Heinonen also suggested that the program's engineers could have been ordered to redesign the older Shahab-3 model before the decision was made by the missile program to switch to a newer model and that it couldn't change its work plan once it was decided.
However, according to Mike Elleman, lead author of the most authoritative study of the Iranian missile program thus far, published by the London-based International Institute for Strategic Studies (IISS) last May, Iran introduced the major innovations in the design of the medium-range missile, including a longer, lighter airframe and the new warhead shape, over a period of two to five years. Elleman, told me in an interview that the redesign of the re-entry vehicle must have begun in 2002 at the latest.
The schematics on the laptop documents' redesigned warhead were dated March-April 2003, according to the IAEA report of May 2008.
Heinonen's explanation assumes that the Iranian military ordered an engineer to organize a project to redesign the warhead on its intermediate-range ballistic missile to accommodate a nuclear payload, but kept the project in the dark about its plans to replace the Shahab-3 with a completely new and improved model.
That assumption appears wholly implausible, because the reason for the shift to the new missile, according to the IISS study, was that the Shahab-3, purchased from North Korea in the early to mid-1990s, had a range of only 800 to 1,000 km, depending on the weight of the payload. Thus, it was incapable of reaching Israel. The new missile, later named the Ghadr-1, could carry a payload of conventional high-explosives 1,500 to 1,600 kilometers, bringing Israel within the reach of an Iranian missile for the first time.

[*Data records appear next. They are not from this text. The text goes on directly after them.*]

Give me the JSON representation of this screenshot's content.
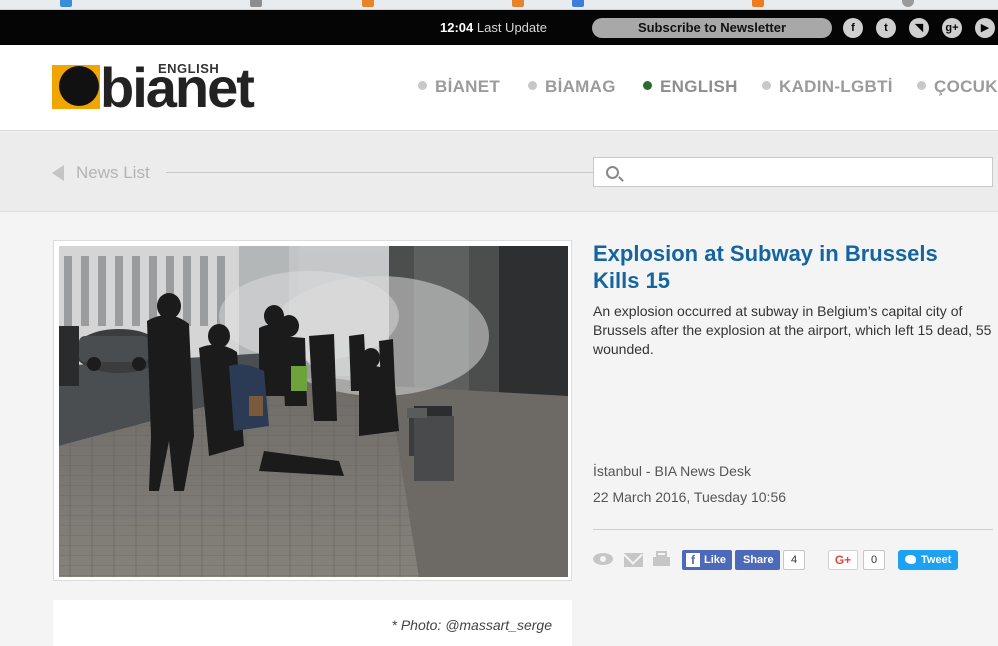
{
  "topbar": {
    "time": "12:04",
    "last_update": "Last Update",
    "subscribe": "Subscribe to Newsletter",
    "social": [
      {
        "name": "facebook-icon",
        "glyph": "f"
      },
      {
        "name": "twitter-icon",
        "glyph": "t"
      },
      {
        "name": "rss-icon",
        "glyph": "◥"
      },
      {
        "name": "googleplus-icon",
        "glyph": "g+"
      },
      {
        "name": "youtube-icon",
        "glyph": "▶"
      }
    ]
  },
  "logo": {
    "edition": "ENGLISH",
    "word": "bianet"
  },
  "nav": [
    "BİANET",
    "BİAMAG",
    "ENGLISH",
    "KADIN-LGBTİ",
    "ÇOCUK"
  ],
  "nav_active": "ENGLISH",
  "newslist": "News List",
  "search": {
    "placeholder": ""
  },
  "article": {
    "title": "Explosion at Subway in Brussels Kills 15",
    "summary": "An explosion occurred at subway in Belgium’s capital city of Brussels after the explosion at the airport, which left 15 dead, 55 wounded.",
    "location": "İstanbul - BIA News Desk",
    "date": "22 March 2016, Tuesday 10:56",
    "photo_caption": "* Photo: @massart_serge"
  },
  "share": {
    "like": "Like",
    "share": "Share",
    "share_count": "4",
    "gplus": "G+",
    "gplus_count": "0",
    "tweet": "Tweet"
  },
  "colors": {
    "accent": "#14659f",
    "logo_orange": "#f0a500",
    "nav_active_dot": "#2f6a2f"
  }
}
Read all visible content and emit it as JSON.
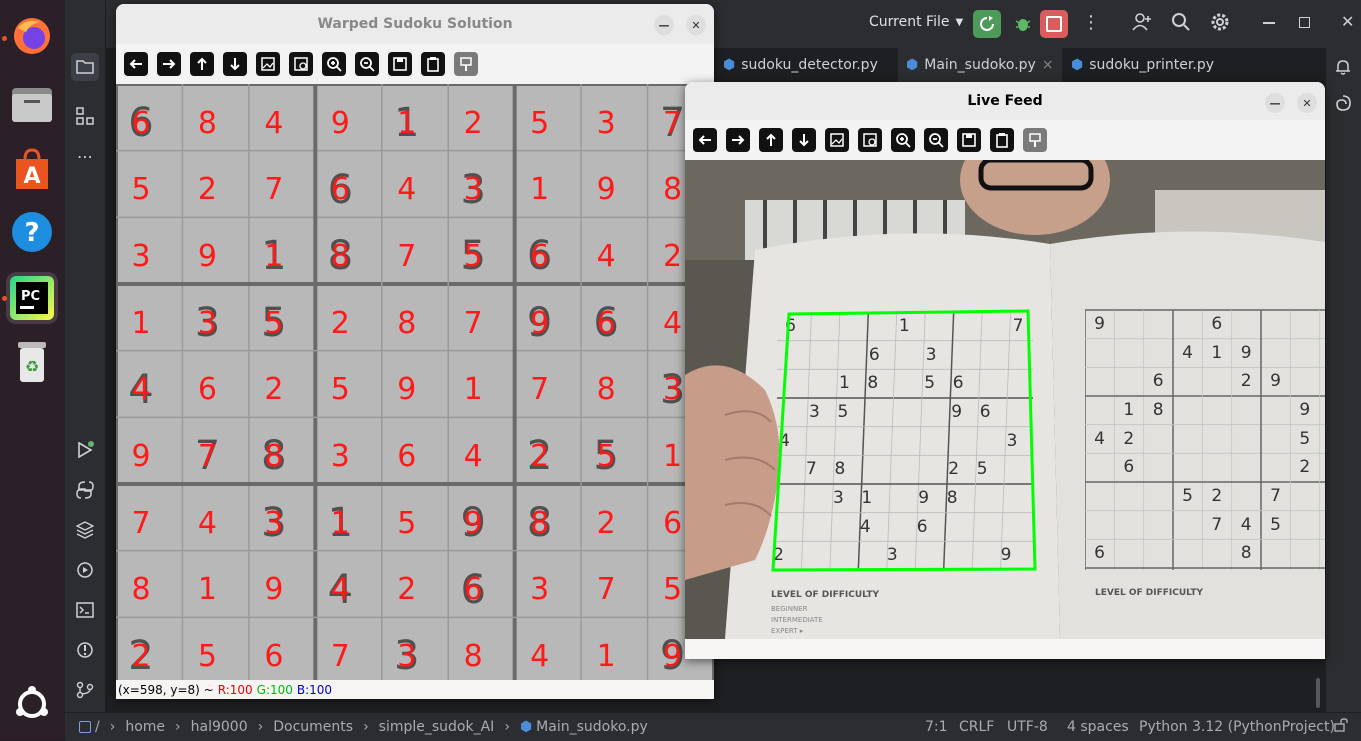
{
  "dock": {
    "items": [
      "firefox-icon",
      "files-icon",
      "app-center-icon",
      "help-icon",
      "pycharm-icon",
      "trash-icon"
    ]
  },
  "ide": {
    "logo": "PC",
    "run_config": "Current File",
    "tabs": [
      {
        "label": "sudoku_detector.py"
      },
      {
        "label": "Main_sudoko.py",
        "close": "×"
      },
      {
        "label": "sudoku_printer.py"
      }
    ],
    "status": {
      "breadcrumb": [
        "/",
        "home",
        "hal9000",
        "Documents",
        "simple_sudok_AI",
        "Main_sudoko.py"
      ],
      "position": "7:1",
      "line_ending": "CRLF",
      "encoding": "UTF-8",
      "indent": "4 spaces",
      "interpreter": "Python 3.12 (PythonProject)"
    }
  },
  "warped": {
    "title": "Warped Sudoku Solution",
    "status": {
      "coords": "(x=598, y=8) ~",
      "r": "R:100",
      "g": "G:100",
      "b": "B:100"
    },
    "solution": [
      [
        6,
        8,
        4,
        9,
        1,
        2,
        5,
        3,
        7
      ],
      [
        5,
        2,
        7,
        6,
        4,
        3,
        1,
        9,
        8
      ],
      [
        3,
        9,
        1,
        8,
        7,
        5,
        6,
        4,
        2
      ],
      [
        1,
        3,
        5,
        2,
        8,
        7,
        9,
        6,
        4
      ],
      [
        4,
        6,
        2,
        5,
        9,
        1,
        7,
        8,
        3
      ],
      [
        9,
        7,
        8,
        3,
        6,
        4,
        2,
        5,
        1
      ],
      [
        7,
        4,
        3,
        1,
        5,
        9,
        8,
        2,
        6
      ],
      [
        8,
        1,
        9,
        4,
        2,
        6,
        3,
        7,
        5
      ],
      [
        2,
        5,
        6,
        7,
        3,
        8,
        4,
        1,
        9
      ]
    ],
    "givens": [
      [
        6,
        0,
        0,
        0,
        1,
        0,
        0,
        0,
        7
      ],
      [
        0,
        0,
        0,
        6,
        0,
        3,
        0,
        0,
        0
      ],
      [
        0,
        0,
        1,
        8,
        0,
        5,
        6,
        0,
        0
      ],
      [
        0,
        3,
        5,
        0,
        0,
        0,
        9,
        6,
        0
      ],
      [
        4,
        0,
        0,
        0,
        0,
        0,
        0,
        0,
        3
      ],
      [
        0,
        7,
        8,
        0,
        0,
        0,
        2,
        5,
        0
      ],
      [
        0,
        0,
        3,
        1,
        0,
        9,
        8,
        0,
        0
      ],
      [
        0,
        0,
        0,
        4,
        0,
        6,
        0,
        0,
        0
      ],
      [
        2,
        0,
        0,
        0,
        3,
        0,
        0,
        0,
        9
      ]
    ]
  },
  "live": {
    "title": "Live Feed",
    "puzzle_left": [
      [
        6,
        0,
        0,
        0,
        1,
        0,
        0,
        0,
        7
      ],
      [
        0,
        0,
        0,
        6,
        0,
        3,
        0,
        0,
        0
      ],
      [
        0,
        0,
        1,
        8,
        0,
        5,
        6,
        0,
        0
      ],
      [
        0,
        3,
        5,
        0,
        0,
        0,
        9,
        6,
        0
      ],
      [
        4,
        0,
        0,
        0,
        0,
        0,
        0,
        0,
        3
      ],
      [
        0,
        7,
        8,
        0,
        0,
        0,
        2,
        5,
        0
      ],
      [
        0,
        0,
        3,
        1,
        0,
        9,
        8,
        0,
        0
      ],
      [
        0,
        0,
        0,
        4,
        0,
        6,
        0,
        0,
        0
      ],
      [
        2,
        0,
        0,
        0,
        3,
        0,
        0,
        0,
        9
      ]
    ],
    "right_page_digits": [
      "9",
      "6",
      "4",
      "1",
      "9",
      "6",
      "2",
      "9",
      "1",
      "8",
      "9",
      "4",
      "2",
      "5",
      "6",
      "2",
      "4",
      "5",
      "2",
      "7",
      "7",
      "4",
      "5",
      "6",
      "8"
    ],
    "caption": "LEVEL OF DIFFICULTY",
    "levels": [
      "BEGINNER",
      "INTERMEDIATE",
      "EXPERT ▸"
    ]
  },
  "colors": {
    "accent_green": "#00ff00",
    "solution_red": "#ff1a1a",
    "run_green": "#4e9a5a",
    "stop_red": "#db5c5c"
  }
}
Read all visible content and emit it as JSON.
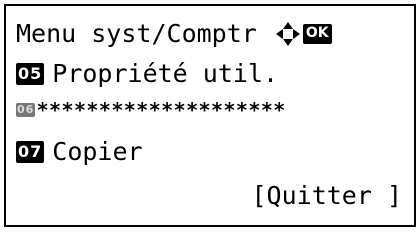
{
  "screen": {
    "title": "Menu syst/Comptr",
    "icons": {
      "navigation": "four-way-arrow-icon",
      "ok_label": "OK"
    },
    "items": [
      {
        "number": "05",
        "label": "Propriété util."
      },
      {
        "number": "06",
        "label": "********************"
      },
      {
        "number": "07",
        "label": "Copier"
      }
    ],
    "softkey": "[Quitter ]"
  }
}
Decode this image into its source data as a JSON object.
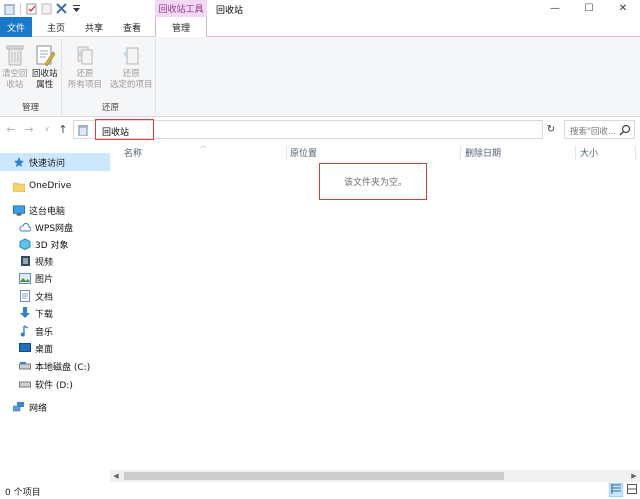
{
  "window": {
    "title": "回收站",
    "context_tab_header": "回收站工具",
    "minimize": "—",
    "maximize": "☐",
    "close": "✕"
  },
  "quick_access_toolbar": {
    "icons": [
      "recycle-bin-icon",
      "properties-check-icon",
      "new-folder-icon",
      "delete-x-icon",
      "customize-dropdown-icon"
    ]
  },
  "ribbon_tabs": {
    "file": "文件",
    "home": "主页",
    "share": "共享",
    "view": "查看",
    "manage": "管理"
  },
  "ribbon": {
    "groups": [
      {
        "name": "管理",
        "buttons": [
          {
            "label_line1": "清空回",
            "label_line2": "收站",
            "icon": "empty-recycle-bin-icon",
            "enabled": false
          },
          {
            "label_line1": "回收站",
            "label_line2": "属性",
            "icon": "recycle-bin-properties-icon",
            "enabled": true
          }
        ]
      },
      {
        "name": "还原",
        "buttons": [
          {
            "label_line1": "还原",
            "label_line2": "所有项目",
            "icon": "restore-all-icon",
            "enabled": false
          },
          {
            "label_line1": "还原",
            "label_line2": "选定的项目",
            "icon": "restore-selected-icon",
            "enabled": false
          }
        ]
      }
    ]
  },
  "address_bar": {
    "back": "←",
    "forward": "→",
    "recent": "∨",
    "up": "↑",
    "path": "回收站",
    "dropdown": "∨",
    "refresh": "↻",
    "search_placeholder": "搜索\"回收..."
  },
  "nav_pane": {
    "items": [
      {
        "label": "快速访问",
        "icon": "star-pin-icon",
        "selected": true
      },
      {
        "label": "OneDrive",
        "icon": "onedrive-folder-icon"
      },
      {
        "label": "这台电脑",
        "icon": "this-pc-icon"
      },
      {
        "label": "WPS网盘",
        "icon": "wps-cloud-icon"
      },
      {
        "label": "3D 对象",
        "icon": "3d-objects-icon"
      },
      {
        "label": "视频",
        "icon": "videos-icon"
      },
      {
        "label": "图片",
        "icon": "pictures-icon"
      },
      {
        "label": "文档",
        "icon": "documents-icon"
      },
      {
        "label": "下载",
        "icon": "download-arrow-icon"
      },
      {
        "label": "音乐",
        "icon": "music-note-icon"
      },
      {
        "label": "桌面",
        "icon": "desktop-icon"
      },
      {
        "label": "本地磁盘 (C:)",
        "icon": "local-disk-icon"
      },
      {
        "label": "软件 (D:)",
        "icon": "drive-icon"
      },
      {
        "label": "网络",
        "icon": "network-icon"
      }
    ]
  },
  "columns": {
    "name": "名称",
    "location": "原位置",
    "deleted_date": "删除日期",
    "size": "大小"
  },
  "content": {
    "empty_message": "该文件夹为空。"
  },
  "status_bar": {
    "item_count": "0 个项目"
  },
  "colors": {
    "file_tab": "#1979ca",
    "context_tab": "#f3d7f3",
    "selection": "#cce8ff",
    "highlight_box": "#e13a3a"
  }
}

The missile warhead anomaly is a particularly telling sign of fraud, because someone intending to fabricate such technical drawings of a re-entry vehicle could not have known that Iran had abandoned the Shahab-3 in favor of the more advanced Ghadr-1 until after mid-August 2004. As the IISS study points out, the August 11, 2004, test launch was the first indication to the outside world that a new missile with a triconic warhead had been developed. Before that test, Elleman told me, "No information was available that they were modifying the warhead."